Is this the time to be handing Newport’s superintendent a two-year contract renewal? On Monday, August 31, at 5PM, the Newport School Committee is scheduled to discuss and vote on a proposed two-year extension to the superintendent’s employment contract. The meeting is online. Public comment may be taken.
The extension would commit taxpayers to pay salary & benefits to June 30, 2023. This additional cost would be a minimum of $345,000 in compensation. There’s also an optional one-year extension to June 30, 2024. The meeting is listed at http://go.boarddocs.com/ri/npsri/Board.nsf/goto?open&id=BSTJP34BE22D
As a candidate for the Newport School Committee, I have severe misgivings about this abrupt action. Since 2000, Newport taxpayers have poured more than $500 Million into our small public school system. The current superintendent took the seat in 2013. State reports consistently show Newport operating a high cost, huge-achievement gap system where a few kids do reasonably well. Still, most students are not graduating with strong and lifelong learning skills.
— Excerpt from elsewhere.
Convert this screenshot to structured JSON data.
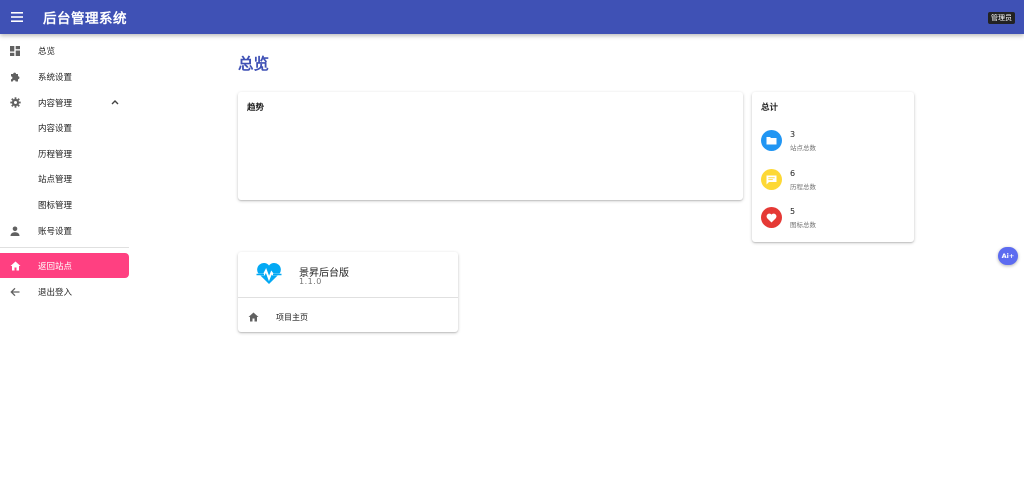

A Boston Globe story from Sept 2019 reported Newport’s superintendent making $167,760, the fourth-highest paid behind Providence, Warwick, and Pawtucket — all significantly larger school systems.
Monday’s proposed contract hikes the annual salary to $171,116 and $174,538.
As a candidate for Newport School Committee, I question many aspects of this move, including:
- Job performance.
- When was it last reviewed? (at the Aug 18th meeting?).
- Where can the public find future performance evaluation metrics?
- To what extent have school committee members discussed potential performance goals/metrics with system stakeholders — formally or informally?
- Does any formal evaluation element — either recent or future — focus on academic achievement? Yes or no?
- Does any formal evaluation element consider the disturbing RIDE SurveyWorks responses from Thompson and Rogers teachers? Yes or no?
1 Matt Rocheleau, “Here’s How Much Rhode Island School Superintendents Make – The Boston Globe,” BostonGlobe.com (The Boston Globe, September 4, 2019), https://www.bostonglobe.com/metro/rhode-island/2019/09/04/here-how-much-rhode-island-school-superintendents-make/OFUzerDJN6k60f9Rx1tenO/story.html –.
- If “Black Minds Matter,” then why not include a bonus mechanism linked to long-discussed, minority teacher recruitment and/or academic achievement improvements?
- How does this financial lock-in of at least $345,000 plus benefits help or harm potential district consolidation studies?
- The timing:
- Why do this ahead of the November election when at least one new member would be installed in December?
- Why a two-year lock-in through June 2023?
It’s become a common ploy for Newport leaders to keep voters focused on simplistic, “grab the free money” answers. We funded Thompson and Pell school building projects and haven’t yet seen significant improvements in scores. What will it take for school committee members to dig deeper and suggest systemic reforms that might actually kick-start performance gains and close achievement gaps?
Far too often, adults inside our system reflexively cling to old tired ways. It’s become rare to hear an elected leader provide top-down leadership to champion change. Like the failed Providence school system, Newport voters have become conditioned to watch leaders kick-the-can and polish their list of excuses. Newport schools deserve a new vision and a new direction. Log in on Monday 5PM and offer your public comments. See you online.
Candidate, Newport School Committee